The certified manufacturing specialist is an entry level position that allows graduates, through time and experience, gain the knowledge and skills to advance in the manufacturing industry. These technicians would primarily assist experienced workers in an apprenticeship-type position. Additional education and training would be recommended or required for entry level personnel to move forward in this career option.

Although it may be possible to qualify for certain manufacturing or engineering technician jobs without formal training, most employers prefer to hire someone with at least a two-year associate degree in engineering technology. Persons with college courses in science, engineering, and mathematics may qualify for some positions, but may need additional specialized training and experience. Although employers usually do not require engineering technicians to be certified, such certification may provide job seekers a competitive advantage.

Industrial and manufacturing engineering technicians are expected to have 10% employment growth through 2016, about as fast as the average for all occupations. As firms continue to seek new means of reducing costs and increasing productivity, demand for industrial engineering technicians to analyze and improve production processes should increase. This should lead to some job growth even in manufacturing industries with slowly growing or declining employment.

Source: Technical College System of Georgia – Knowledge Management System

Team Supervisor

The purpose of this program is to prepare the newly, or soon-to-be, promoted supervisor with skills required to manage the work of employees ,including all aspects of managerial functions including hiring, training, communicating, planning, coaching, mentoring, motivating, corrective action measures, and performance appraisals/evaluations.

Supervisors lead people and especially teams of people to accomplish stated business goals. Leadership is a key element of the program and other principles such as problem solving, decision-making, and performance evaluation are important elements of any supervisory position. Supervisors typically have a certificate or associate degree although the more advanced supervisory position in an organization, the higher education credential is required.

Supervisory positions in all organizations continue to be important for the overall success of business and industry. This program focuses on the basic supervisory principles that are applicable to all manufacturing and service industries. Graduates are prepared for entry-level supervisory positions involving the supervision of team members and essential organizational skills such as hiring, coaching, teamwork, and decision-making.

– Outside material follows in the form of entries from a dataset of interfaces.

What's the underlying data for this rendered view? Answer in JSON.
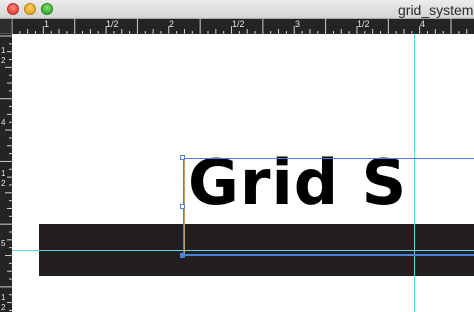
{
  "window": {
    "title": "grid_systems",
    "buttons": {
      "close": "close-button",
      "minimize": "minimize-button",
      "zoom": "zoom-button"
    }
  },
  "rulers": {
    "horizontal_labels": [
      "1",
      "1/2",
      "1/2",
      "2",
      "1/2",
      "3",
      "1/2",
      "4"
    ],
    "vertical_labels": [
      "1",
      "2",
      "4",
      "1",
      "2",
      "5",
      "1",
      "2"
    ]
  },
  "document": {
    "headline": "Grid S"
  },
  "colors": {
    "bar": "#231f20",
    "guide": "#5fd8e8",
    "selection": "#4f7fd6",
    "ruler": "#242424"
  }
}
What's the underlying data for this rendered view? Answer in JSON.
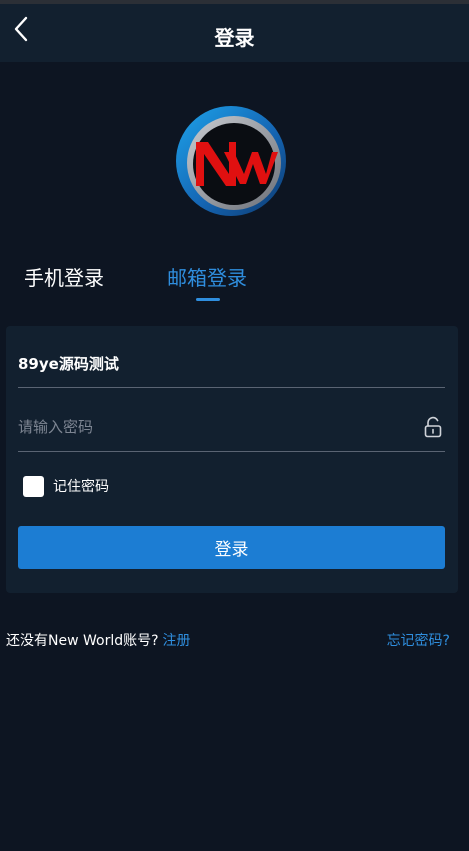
{
  "header": {
    "title": "登录",
    "back_icon": "chevron-left-icon"
  },
  "logo": {
    "icon": "new-world-logo",
    "letters": "Nw",
    "colors": {
      "ring": "#1b8fd8",
      "ring_inner": "#8a8d92",
      "letters": "#e01010"
    }
  },
  "tabs": [
    {
      "label": "手机登录",
      "active": false
    },
    {
      "label": "邮箱登录",
      "active": true
    }
  ],
  "form": {
    "account_value": "89ye源码测试",
    "password_placeholder": "请输入密码",
    "password_value": "",
    "lock_icon": "unlock-icon",
    "remember_label": "记住密码",
    "remember_checked": false,
    "login_button": "登录"
  },
  "footer": {
    "no_account_text": "还没有New World账号?",
    "register_link": "注册",
    "forgot_link": "忘记密码?"
  },
  "colors": {
    "background": "#0d1522",
    "panel": "#12202f",
    "accent": "#1c7dd3",
    "link": "#2f8ede"
  }
}
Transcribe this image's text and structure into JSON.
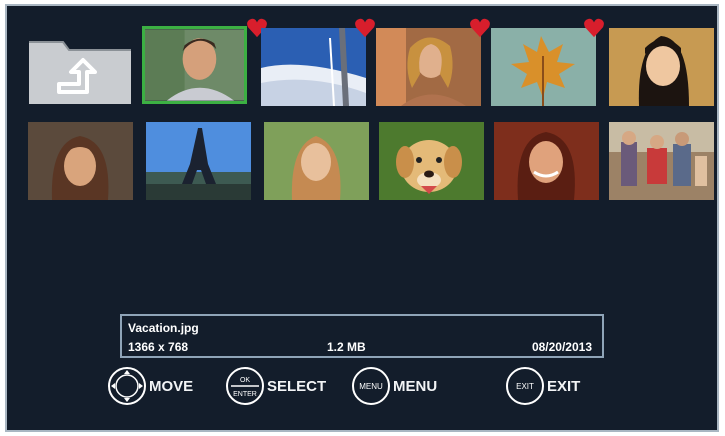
{
  "file_info": {
    "name": "Vacation.jpg",
    "resolution": "1366 x 768",
    "size": "1.2 MB",
    "date": "08/20/2013"
  },
  "controls": {
    "move_label": "MOVE",
    "select_label": "SELECT",
    "select_icon_top": "OK",
    "select_icon_bottom": "ENTER",
    "menu_label": "MENU",
    "menu_icon_text": "MENU",
    "exit_label": "EXIT",
    "exit_icon_text": "EXIT"
  },
  "thumbnails": [
    {
      "name": "up-folder",
      "favorite": false,
      "selected": false
    },
    {
      "name": "man-portrait",
      "favorite": true,
      "selected": true
    },
    {
      "name": "snow-scene",
      "favorite": true,
      "selected": false
    },
    {
      "name": "laughing-woman",
      "favorite": true,
      "selected": false
    },
    {
      "name": "autumn-leaf",
      "favorite": true,
      "selected": false
    },
    {
      "name": "girl-portrait",
      "favorite": false,
      "selected": false
    },
    {
      "name": "woman-smiling",
      "favorite": false,
      "selected": false
    },
    {
      "name": "eiffel-tower",
      "favorite": false,
      "selected": false
    },
    {
      "name": "woman-outdoor",
      "favorite": false,
      "selected": false
    },
    {
      "name": "dog",
      "favorite": false,
      "selected": false
    },
    {
      "name": "woman-red-hair",
      "favorite": false,
      "selected": false
    },
    {
      "name": "family-group",
      "favorite": false,
      "selected": false
    }
  ],
  "colors": {
    "background": "#131d2b",
    "selection": "#3cb043",
    "heart": "#d81e2c",
    "info_border": "#8fa4b8"
  }
}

Job prospects are good and constant. Although organizations typically change according to functions and changes in technology and processes, supervisory positions are always needed.

Source: Technical College System of Georgia – Knowledge Management System

Warehousing and Distribution

The Certified Warehousing and Distribution Specialist Technical Certificate of Credit provides instruction that will allow graduates to function safely and effectively in the warehouse environment. Topics include workforce skills, warehousing and distribution processes, technology skills, and representative warehousing skills.

Warehouse and distribution workers manage and coordinate all logistical functions in an enterprise, ranging from acquisitions to receiving and handling, through internal allocation of resources to operations units, to the handling and delivery of output. Main responsibilities include purchasing, inventory control, storage and handling, just-in-time manufacturing, logistics planning, shipping and delivery management, transportation, quality control, resource estimation and allocation, and budgeting.

Employment requirements of shipping, receiving, and traffic clerks are expected to change slightly during the next few years as more automated facilities are built. As companies increasingly use computers and high-technology scanners to store and retrieve shipping and receiving records, technical training will change to accommodate those industry standard technologies. Methods of handling materials have changed significantly in recent years. Large warehouses increasingly are becoming automated.

Source: Technical College System of Georgia – Knowledge Management System